Requirement -
Each line in the records below that has the word "velocidad" should be copied.

Records to use -

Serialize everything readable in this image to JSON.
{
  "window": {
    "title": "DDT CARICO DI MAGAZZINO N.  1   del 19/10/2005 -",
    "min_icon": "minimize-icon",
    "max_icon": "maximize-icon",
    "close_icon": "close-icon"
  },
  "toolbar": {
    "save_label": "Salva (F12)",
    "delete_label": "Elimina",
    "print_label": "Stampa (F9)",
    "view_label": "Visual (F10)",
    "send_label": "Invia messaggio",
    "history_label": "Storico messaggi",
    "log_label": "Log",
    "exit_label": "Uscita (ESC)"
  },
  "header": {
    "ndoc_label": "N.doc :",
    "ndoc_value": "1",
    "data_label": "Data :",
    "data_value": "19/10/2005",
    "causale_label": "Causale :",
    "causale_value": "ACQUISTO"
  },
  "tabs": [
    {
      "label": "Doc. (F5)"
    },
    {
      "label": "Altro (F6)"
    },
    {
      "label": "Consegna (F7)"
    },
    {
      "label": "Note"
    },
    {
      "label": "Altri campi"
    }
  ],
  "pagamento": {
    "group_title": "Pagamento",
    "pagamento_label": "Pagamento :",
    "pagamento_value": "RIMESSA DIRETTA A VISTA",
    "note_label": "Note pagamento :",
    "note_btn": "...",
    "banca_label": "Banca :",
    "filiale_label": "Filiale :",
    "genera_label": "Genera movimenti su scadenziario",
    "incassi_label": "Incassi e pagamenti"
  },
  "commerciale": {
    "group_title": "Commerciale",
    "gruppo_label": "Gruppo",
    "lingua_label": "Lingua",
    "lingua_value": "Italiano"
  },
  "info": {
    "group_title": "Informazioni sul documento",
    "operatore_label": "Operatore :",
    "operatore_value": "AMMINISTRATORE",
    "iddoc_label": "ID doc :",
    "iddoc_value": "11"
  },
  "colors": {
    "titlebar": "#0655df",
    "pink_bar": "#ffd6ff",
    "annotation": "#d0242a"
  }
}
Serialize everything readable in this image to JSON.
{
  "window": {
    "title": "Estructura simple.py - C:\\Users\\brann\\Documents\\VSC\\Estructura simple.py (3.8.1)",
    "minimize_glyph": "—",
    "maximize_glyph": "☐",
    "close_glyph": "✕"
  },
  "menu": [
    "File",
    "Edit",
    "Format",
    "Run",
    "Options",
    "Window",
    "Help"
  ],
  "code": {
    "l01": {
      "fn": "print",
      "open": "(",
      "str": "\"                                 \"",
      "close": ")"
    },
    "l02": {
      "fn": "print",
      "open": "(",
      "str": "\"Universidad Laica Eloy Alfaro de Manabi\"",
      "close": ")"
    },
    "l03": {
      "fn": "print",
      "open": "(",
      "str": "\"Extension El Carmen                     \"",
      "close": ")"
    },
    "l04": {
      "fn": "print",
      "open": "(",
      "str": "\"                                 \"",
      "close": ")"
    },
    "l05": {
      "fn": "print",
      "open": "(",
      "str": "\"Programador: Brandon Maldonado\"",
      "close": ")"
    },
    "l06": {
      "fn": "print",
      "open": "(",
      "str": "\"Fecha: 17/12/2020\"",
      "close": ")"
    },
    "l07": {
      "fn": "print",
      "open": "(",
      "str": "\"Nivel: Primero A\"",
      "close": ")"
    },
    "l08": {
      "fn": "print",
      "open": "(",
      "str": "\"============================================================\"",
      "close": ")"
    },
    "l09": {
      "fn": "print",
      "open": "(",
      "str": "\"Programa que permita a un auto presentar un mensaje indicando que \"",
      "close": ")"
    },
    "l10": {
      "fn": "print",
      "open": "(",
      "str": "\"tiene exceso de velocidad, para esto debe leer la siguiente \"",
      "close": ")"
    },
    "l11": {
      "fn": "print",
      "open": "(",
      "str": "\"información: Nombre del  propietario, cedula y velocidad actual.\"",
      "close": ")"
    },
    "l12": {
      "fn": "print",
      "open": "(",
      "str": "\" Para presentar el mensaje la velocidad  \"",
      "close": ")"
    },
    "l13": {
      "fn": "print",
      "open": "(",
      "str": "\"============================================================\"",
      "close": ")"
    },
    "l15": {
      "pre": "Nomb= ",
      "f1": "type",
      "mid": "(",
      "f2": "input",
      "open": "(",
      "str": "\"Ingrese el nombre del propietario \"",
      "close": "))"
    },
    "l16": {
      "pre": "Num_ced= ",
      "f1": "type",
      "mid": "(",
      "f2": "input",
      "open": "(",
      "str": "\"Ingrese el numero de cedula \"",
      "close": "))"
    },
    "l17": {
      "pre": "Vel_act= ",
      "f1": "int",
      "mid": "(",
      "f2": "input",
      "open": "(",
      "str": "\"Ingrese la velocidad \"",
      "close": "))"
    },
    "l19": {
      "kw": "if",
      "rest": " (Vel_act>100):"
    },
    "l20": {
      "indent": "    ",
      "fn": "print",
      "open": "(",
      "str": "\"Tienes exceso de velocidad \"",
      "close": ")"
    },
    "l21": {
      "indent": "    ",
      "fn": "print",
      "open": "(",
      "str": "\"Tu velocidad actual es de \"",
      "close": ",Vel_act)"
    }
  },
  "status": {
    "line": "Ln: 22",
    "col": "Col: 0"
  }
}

Finished task -
      "str": "\"tiene exceso de velocidad, para esto debe leer la siguiente \"",
      "str": "\"información: Nombre del  propietario, cedula y velocidad actual.\"",
      "str": "\" Para presentar el mensaje la velocidad  \"",
      "str": "\"Ingrese la velocidad \"",
      "str": "\"Tienes exceso de velocidad \"",
      "str": "\"Tu velocidad actual es de \"",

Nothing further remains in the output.